▶ [To do] Filter the data below for the string "Client" and copy each matching line.

(Material for the task)

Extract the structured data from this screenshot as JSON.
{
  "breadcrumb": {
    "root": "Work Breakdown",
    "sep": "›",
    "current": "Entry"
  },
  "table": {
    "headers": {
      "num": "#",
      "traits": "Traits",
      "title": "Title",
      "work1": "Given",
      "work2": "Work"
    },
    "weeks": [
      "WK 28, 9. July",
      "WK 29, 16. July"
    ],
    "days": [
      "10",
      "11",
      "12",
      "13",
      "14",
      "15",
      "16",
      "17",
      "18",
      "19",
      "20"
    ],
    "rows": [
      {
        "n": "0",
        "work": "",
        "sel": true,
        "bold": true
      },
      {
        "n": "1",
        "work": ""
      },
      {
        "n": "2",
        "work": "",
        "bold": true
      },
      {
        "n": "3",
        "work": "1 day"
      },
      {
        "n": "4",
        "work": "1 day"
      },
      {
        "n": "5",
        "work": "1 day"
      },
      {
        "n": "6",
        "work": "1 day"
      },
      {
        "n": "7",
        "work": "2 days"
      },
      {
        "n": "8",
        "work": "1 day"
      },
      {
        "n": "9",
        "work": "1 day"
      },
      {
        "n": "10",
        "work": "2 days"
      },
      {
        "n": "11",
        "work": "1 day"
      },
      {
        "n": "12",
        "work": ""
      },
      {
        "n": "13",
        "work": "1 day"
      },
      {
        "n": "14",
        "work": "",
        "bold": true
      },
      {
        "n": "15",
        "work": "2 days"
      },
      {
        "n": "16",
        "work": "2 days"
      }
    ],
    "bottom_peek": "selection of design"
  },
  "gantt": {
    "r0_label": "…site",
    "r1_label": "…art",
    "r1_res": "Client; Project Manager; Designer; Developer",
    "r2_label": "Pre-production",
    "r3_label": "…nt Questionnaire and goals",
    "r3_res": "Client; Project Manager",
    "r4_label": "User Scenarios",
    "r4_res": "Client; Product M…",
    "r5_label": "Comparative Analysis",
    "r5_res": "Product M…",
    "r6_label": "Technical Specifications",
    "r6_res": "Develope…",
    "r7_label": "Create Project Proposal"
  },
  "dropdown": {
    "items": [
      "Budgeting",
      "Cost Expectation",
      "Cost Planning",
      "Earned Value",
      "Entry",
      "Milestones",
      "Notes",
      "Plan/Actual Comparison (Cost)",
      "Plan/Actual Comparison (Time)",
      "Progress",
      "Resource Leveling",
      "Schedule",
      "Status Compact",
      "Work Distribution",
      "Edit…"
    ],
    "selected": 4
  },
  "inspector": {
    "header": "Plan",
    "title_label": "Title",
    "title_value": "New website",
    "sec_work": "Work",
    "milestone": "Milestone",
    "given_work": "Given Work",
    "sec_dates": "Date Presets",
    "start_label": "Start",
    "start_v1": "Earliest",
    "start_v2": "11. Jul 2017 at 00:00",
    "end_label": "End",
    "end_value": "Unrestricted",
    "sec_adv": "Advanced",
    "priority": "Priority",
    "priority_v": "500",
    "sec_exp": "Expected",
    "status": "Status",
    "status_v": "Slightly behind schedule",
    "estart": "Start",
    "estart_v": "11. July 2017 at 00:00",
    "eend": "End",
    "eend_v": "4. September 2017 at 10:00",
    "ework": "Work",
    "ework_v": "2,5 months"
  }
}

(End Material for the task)
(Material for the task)

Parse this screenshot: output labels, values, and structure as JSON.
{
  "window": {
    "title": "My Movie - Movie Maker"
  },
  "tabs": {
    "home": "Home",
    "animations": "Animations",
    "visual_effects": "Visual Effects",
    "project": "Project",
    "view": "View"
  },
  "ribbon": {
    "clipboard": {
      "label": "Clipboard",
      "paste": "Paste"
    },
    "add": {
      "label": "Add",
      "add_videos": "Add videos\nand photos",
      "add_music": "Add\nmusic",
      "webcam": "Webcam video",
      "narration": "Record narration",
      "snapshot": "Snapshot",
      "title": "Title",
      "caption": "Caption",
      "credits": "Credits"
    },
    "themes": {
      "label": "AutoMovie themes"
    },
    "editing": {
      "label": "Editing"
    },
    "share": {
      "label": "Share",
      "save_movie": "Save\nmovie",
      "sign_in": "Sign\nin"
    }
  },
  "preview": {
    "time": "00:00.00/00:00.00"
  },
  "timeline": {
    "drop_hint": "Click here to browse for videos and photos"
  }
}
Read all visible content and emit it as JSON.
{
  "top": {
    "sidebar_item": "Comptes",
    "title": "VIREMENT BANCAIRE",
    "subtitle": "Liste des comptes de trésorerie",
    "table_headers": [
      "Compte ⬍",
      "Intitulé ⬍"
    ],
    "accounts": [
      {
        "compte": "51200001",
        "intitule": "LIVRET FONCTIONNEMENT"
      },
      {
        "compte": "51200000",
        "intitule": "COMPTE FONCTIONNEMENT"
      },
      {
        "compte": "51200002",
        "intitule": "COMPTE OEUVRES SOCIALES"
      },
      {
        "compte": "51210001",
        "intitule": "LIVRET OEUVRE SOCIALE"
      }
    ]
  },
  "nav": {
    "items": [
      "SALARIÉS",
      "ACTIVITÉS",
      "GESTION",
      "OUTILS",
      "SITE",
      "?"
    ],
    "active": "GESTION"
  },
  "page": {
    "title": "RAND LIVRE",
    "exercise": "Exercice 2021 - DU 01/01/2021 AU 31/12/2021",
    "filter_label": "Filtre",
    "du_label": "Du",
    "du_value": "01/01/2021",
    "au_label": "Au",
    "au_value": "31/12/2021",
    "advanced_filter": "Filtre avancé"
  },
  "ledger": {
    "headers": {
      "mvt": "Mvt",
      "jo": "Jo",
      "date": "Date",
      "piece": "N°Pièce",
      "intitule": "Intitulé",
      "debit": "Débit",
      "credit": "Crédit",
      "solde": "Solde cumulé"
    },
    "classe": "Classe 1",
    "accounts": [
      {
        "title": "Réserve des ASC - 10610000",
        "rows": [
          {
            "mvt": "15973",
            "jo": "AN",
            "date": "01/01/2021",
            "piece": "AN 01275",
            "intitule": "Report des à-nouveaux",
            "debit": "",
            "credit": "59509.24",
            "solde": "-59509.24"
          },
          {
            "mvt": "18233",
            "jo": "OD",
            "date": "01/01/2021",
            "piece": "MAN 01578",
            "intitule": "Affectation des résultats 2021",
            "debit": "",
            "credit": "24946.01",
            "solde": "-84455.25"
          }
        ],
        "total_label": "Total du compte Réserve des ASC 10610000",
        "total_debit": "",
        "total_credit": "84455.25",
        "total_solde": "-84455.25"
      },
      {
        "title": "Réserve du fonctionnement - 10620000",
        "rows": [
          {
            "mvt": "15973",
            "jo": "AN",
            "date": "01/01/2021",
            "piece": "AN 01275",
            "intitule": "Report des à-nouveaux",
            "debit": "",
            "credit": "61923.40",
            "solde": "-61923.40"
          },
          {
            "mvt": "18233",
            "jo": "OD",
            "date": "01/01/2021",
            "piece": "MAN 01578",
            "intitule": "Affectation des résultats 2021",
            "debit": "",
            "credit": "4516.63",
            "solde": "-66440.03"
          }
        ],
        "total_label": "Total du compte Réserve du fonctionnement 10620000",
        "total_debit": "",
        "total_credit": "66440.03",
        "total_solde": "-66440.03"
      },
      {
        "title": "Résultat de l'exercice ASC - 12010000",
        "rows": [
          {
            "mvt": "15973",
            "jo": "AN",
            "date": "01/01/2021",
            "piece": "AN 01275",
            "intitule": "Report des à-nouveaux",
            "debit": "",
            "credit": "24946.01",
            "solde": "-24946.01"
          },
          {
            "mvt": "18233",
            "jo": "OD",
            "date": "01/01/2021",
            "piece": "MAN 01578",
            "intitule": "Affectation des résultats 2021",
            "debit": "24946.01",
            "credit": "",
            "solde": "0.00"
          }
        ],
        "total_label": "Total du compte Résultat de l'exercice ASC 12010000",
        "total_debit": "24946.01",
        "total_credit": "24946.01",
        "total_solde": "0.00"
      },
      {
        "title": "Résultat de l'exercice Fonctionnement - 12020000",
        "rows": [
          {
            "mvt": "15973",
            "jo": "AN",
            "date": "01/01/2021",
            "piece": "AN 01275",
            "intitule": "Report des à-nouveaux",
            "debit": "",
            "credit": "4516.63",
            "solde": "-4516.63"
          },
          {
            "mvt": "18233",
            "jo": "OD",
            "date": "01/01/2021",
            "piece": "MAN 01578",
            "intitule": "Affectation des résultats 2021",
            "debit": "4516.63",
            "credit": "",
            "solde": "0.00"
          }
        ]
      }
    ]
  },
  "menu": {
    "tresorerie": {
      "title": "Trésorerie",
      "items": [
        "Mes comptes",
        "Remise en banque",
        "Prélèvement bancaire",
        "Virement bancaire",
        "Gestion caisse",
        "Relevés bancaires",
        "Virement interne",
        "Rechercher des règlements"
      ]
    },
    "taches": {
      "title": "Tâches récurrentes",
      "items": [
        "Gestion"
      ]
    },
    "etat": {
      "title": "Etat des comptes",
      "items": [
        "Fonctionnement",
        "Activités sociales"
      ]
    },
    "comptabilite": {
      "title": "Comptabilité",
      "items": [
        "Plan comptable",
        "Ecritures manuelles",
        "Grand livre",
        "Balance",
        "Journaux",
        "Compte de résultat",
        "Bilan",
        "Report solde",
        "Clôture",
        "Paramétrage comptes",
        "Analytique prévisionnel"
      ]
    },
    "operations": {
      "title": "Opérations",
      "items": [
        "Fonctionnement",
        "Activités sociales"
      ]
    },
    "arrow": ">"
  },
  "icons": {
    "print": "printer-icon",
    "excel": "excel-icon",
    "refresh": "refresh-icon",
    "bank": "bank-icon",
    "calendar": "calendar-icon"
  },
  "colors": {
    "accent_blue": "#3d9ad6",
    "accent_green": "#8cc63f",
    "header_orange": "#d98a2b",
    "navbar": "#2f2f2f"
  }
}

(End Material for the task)

▶ [Exercise response]
    "r1_res": "Client; Project Manager; Designer; Developer",
    "r3_res": "Client; Project Manager",
    "r4_res": "Client; Product M…",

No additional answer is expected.